__INPUT RECORDS__
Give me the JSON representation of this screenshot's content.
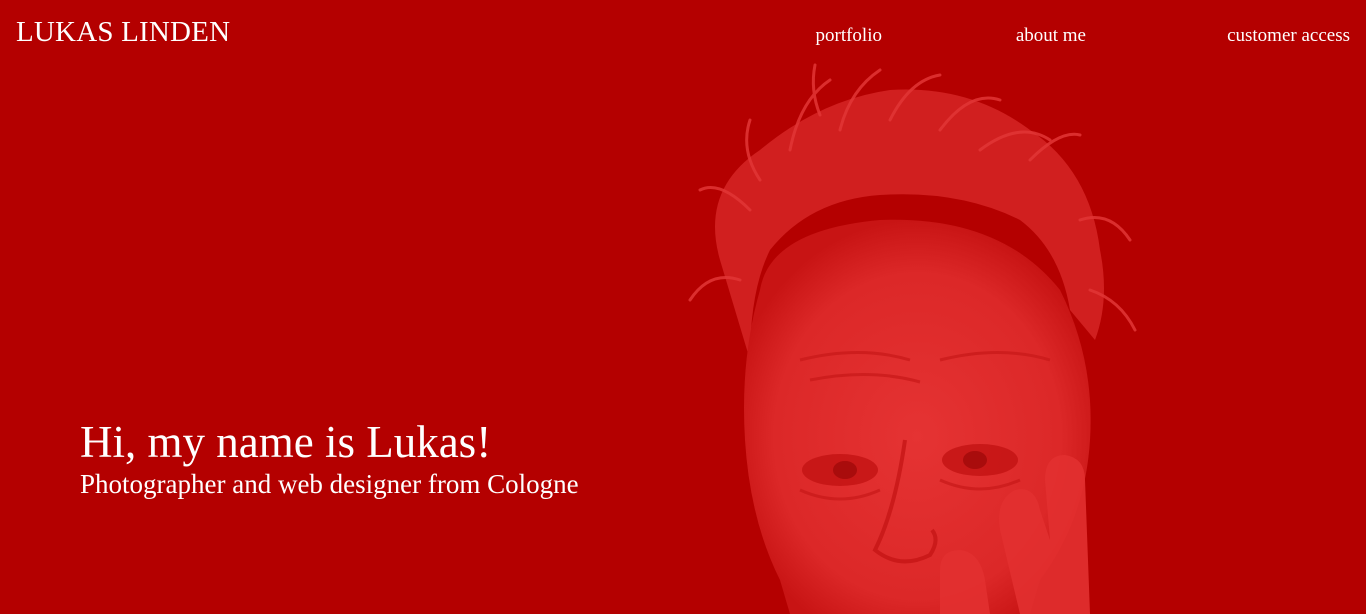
{
  "brand": "LUKAS LINDEN",
  "nav": {
    "portfolio": "portfolio",
    "about": "about me",
    "customer": "customer access"
  },
  "hero": {
    "heading": "Hi, my name is Lukas!",
    "subheading": "Photographer and web designer from Cologne"
  },
  "colors": {
    "background": "#b40000",
    "portrait_tint": "#e02a2a",
    "text": "#ffffff"
  }
}
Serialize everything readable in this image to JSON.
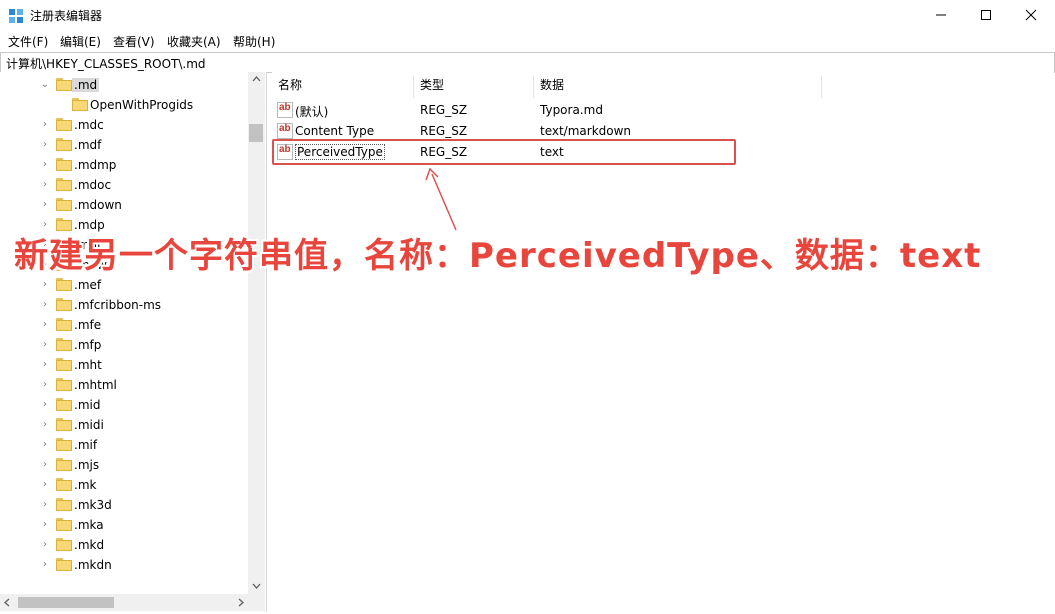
{
  "window": {
    "title": "注册表编辑器"
  },
  "menu": [
    "文件(F)",
    "编辑(E)",
    "查看(V)",
    "收藏夹(A)",
    "帮助(H)"
  ],
  "address": "计算机\\HKEY_CLASSES_ROOT\\.md",
  "tree": {
    "selected": ".md",
    "child": "OpenWithProgids",
    "items": [
      ".mdc",
      ".mdf",
      ".mdmp",
      ".mdoc",
      ".mdown",
      ".mdp",
      ".mdt",
      ".mdwn",
      ".mef",
      ".mfcribbon-ms",
      ".mfe",
      ".mfp",
      ".mht",
      ".mhtml",
      ".mid",
      ".midi",
      ".mif",
      ".mjs",
      ".mk",
      ".mk3d",
      ".mka",
      ".mkd",
      ".mkdn"
    ]
  },
  "columns": {
    "name": "名称",
    "type": "类型",
    "data": "数据"
  },
  "values": [
    {
      "name": "(默认)",
      "type": "REG_SZ",
      "data": "Typora.md"
    },
    {
      "name": "Content Type",
      "type": "REG_SZ",
      "data": "text/markdown"
    },
    {
      "name": "PerceivedType",
      "type": "REG_SZ",
      "data": "text"
    }
  ],
  "annotation": "新建另一个字符串值，名称：PerceivedType、数据：text",
  "colors": {
    "accent": "#e8453c",
    "highlight": "#d9534f"
  }
}
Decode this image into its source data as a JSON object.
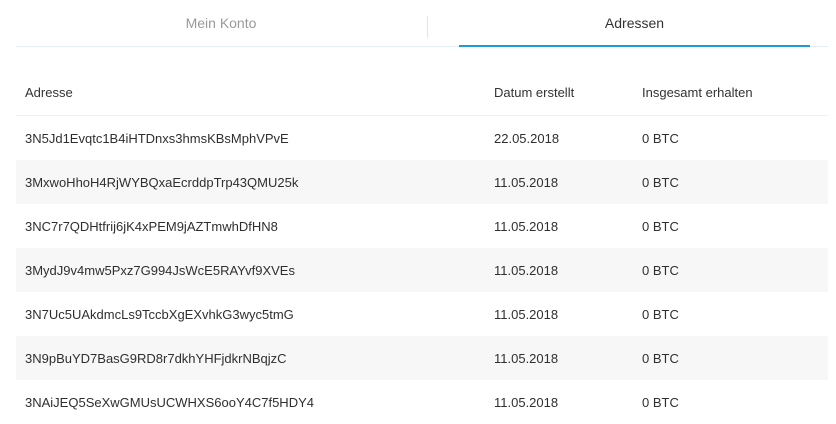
{
  "tabs": [
    {
      "label": "Mein Konto",
      "active": false
    },
    {
      "label": "Adressen",
      "active": true
    }
  ],
  "colors": {
    "accent": "#1e9ad6",
    "row_shade": "#f7f7f7",
    "inactive_tab_text": "#9a9a9a"
  },
  "table": {
    "headers": [
      "Adresse",
      "Datum erstellt",
      "Insgesamt erhalten"
    ],
    "rows": [
      {
        "address": "3N5Jd1Evqtc1B4iHTDnxs3hmsKBsMphVPvE",
        "date": "22.05.2018",
        "total": "0 BTC"
      },
      {
        "address": "3MxwoHhoH4RjWYBQxaEcrddpTrp43QMU25k",
        "date": "11.05.2018",
        "total": "0 BTC"
      },
      {
        "address": "3NC7r7QDHtfrij6jK4xPEM9jAZTmwhDfHN8",
        "date": "11.05.2018",
        "total": "0 BTC"
      },
      {
        "address": "3MydJ9v4mw5Pxz7G994JsWcE5RAYvf9XVEs",
        "date": "11.05.2018",
        "total": "0 BTC"
      },
      {
        "address": "3N7Uc5UAkdmcLs9TccbXgEXvhkG3wyc5tmG",
        "date": "11.05.2018",
        "total": "0 BTC"
      },
      {
        "address": "3N9pBuYD7BasG9RD8r7dkhYHFjdkrNBqjzC",
        "date": "11.05.2018",
        "total": "0 BTC"
      },
      {
        "address": "3NAiJEQ5SeXwGMUsUCWHXS6ooY4C7f5HDY4",
        "date": "11.05.2018",
        "total": "0 BTC"
      }
    ]
  }
}
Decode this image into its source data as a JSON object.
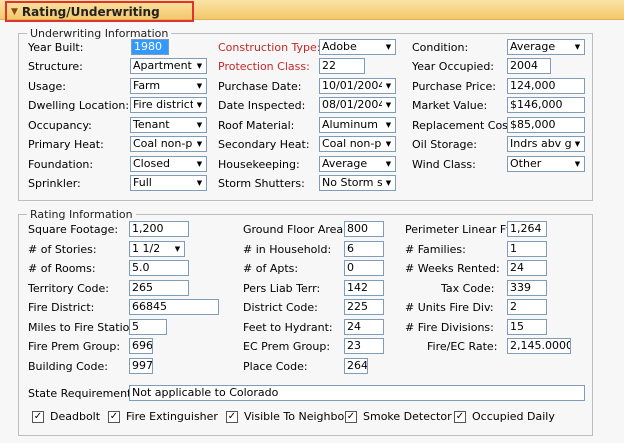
{
  "header": {
    "title": "Rating/Underwriting"
  },
  "uw": {
    "legend": "Underwriting Information",
    "year_built": {
      "label": "Year Built:",
      "value": "1980"
    },
    "structure": {
      "label": "Structure:",
      "value": "Apartment"
    },
    "usage": {
      "label": "Usage:",
      "value": "Farm"
    },
    "dwelling_location": {
      "label": "Dwelling Location:",
      "value": "Fire district"
    },
    "occupancy": {
      "label": "Occupancy:",
      "value": "Tenant"
    },
    "primary_heat": {
      "label": "Primary Heat:",
      "value": "Coal non-pro"
    },
    "foundation": {
      "label": "Foundation:",
      "value": "Closed"
    },
    "sprinkler": {
      "label": "Sprinkler:",
      "value": "Full"
    },
    "construction_type": {
      "label": "Construction Type:",
      "value": "Adobe"
    },
    "protection_class": {
      "label": "Protection Class:",
      "value": "22"
    },
    "purchase_date": {
      "label": "Purchase Date:",
      "value": "10/01/2004"
    },
    "date_inspected": {
      "label": "Date Inspected:",
      "value": "08/01/2004"
    },
    "roof_material": {
      "label": "Roof Material:",
      "value": "Aluminum sh"
    },
    "secondary_heat": {
      "label": "Secondary Heat:",
      "value": "Coal non-pro"
    },
    "housekeeping": {
      "label": "Housekeeping:",
      "value": "Average"
    },
    "storm_shutters": {
      "label": "Storm Shutters:",
      "value": "No Storm sh"
    },
    "condition": {
      "label": "Condition:",
      "value": "Average"
    },
    "year_occupied": {
      "label": "Year Occupied:",
      "value": "2004"
    },
    "purchase_price": {
      "label": "Purchase Price:",
      "value": "124,000"
    },
    "market_value": {
      "label": "Market Value:",
      "value": "$146,000"
    },
    "replacement_cost": {
      "label": "Replacement Cost:",
      "value": "$85,000"
    },
    "oil_storage": {
      "label": "Oil Storage:",
      "value": "Indrs abv gr"
    },
    "wind_class": {
      "label": "Wind Class:",
      "value": "Other"
    }
  },
  "rating": {
    "legend": "Rating Information",
    "square_footage": {
      "label": "Square Footage:",
      "value": "1,200"
    },
    "stories": {
      "label": "# of Stories:",
      "value": "1 1/2"
    },
    "rooms": {
      "label": "# of Rooms:",
      "value": "5.0"
    },
    "territory_code": {
      "label": "Territory Code:",
      "value": "265"
    },
    "fire_district": {
      "label": "Fire District:",
      "value": "66845"
    },
    "miles_to_station": {
      "label": "Miles to Fire Station:",
      "value": "5"
    },
    "fire_prem_group": {
      "label": "Fire Prem Group:",
      "value": "696"
    },
    "building_code": {
      "label": "Building Code:",
      "value": "997"
    },
    "ground_floor_area": {
      "label": "Ground Floor Area:",
      "value": "800"
    },
    "in_household": {
      "label": "# in Household:",
      "value": "6"
    },
    "apts": {
      "label": "# of Apts:",
      "value": "0"
    },
    "pers_liab_terr": {
      "label": "Pers Liab Terr:",
      "value": "142"
    },
    "district_code": {
      "label": "District Code:",
      "value": "225"
    },
    "feet_to_hydrant": {
      "label": "Feet to Hydrant:",
      "value": "24"
    },
    "ec_prem_group": {
      "label": "EC Prem Group:",
      "value": "23"
    },
    "place_code": {
      "label": "Place Code:",
      "value": "264"
    },
    "perimeter": {
      "label": "Perimeter Linear Ft.:",
      "value": "1,264"
    },
    "families": {
      "label": "# Families:",
      "value": "1"
    },
    "weeks_rented": {
      "label": "# Weeks Rented:",
      "value": "24"
    },
    "tax_code": {
      "label": "Tax Code:",
      "value": "339"
    },
    "units_fire_div": {
      "label": "# Units Fire Div:",
      "value": "2"
    },
    "fire_divisions": {
      "label": "# Fire Divisions:",
      "value": "15"
    },
    "fire_ec_rate": {
      "label": "Fire/EC Rate:",
      "value": "2,145.00000"
    },
    "state_requirement": {
      "label": "State Requirement:",
      "value": "Not applicable to Colorado"
    }
  },
  "checkboxes": [
    {
      "label": "Deadbolt",
      "checked": true,
      "mark": "✓"
    },
    {
      "label": "Fire Extinguisher",
      "checked": true,
      "mark": "✓"
    },
    {
      "label": "Visible To Neighbor",
      "checked": true,
      "mark": "✓"
    },
    {
      "label": "Smoke Detector",
      "checked": true,
      "mark": "✓"
    },
    {
      "label": "Occupied Daily",
      "checked": true,
      "mark": "✓"
    }
  ]
}
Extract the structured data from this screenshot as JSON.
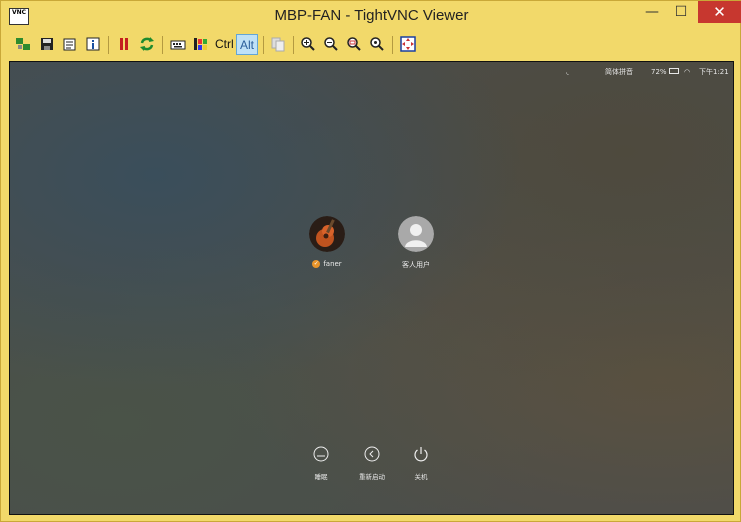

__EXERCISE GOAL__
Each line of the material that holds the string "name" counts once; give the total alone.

__TASK RESULT__
5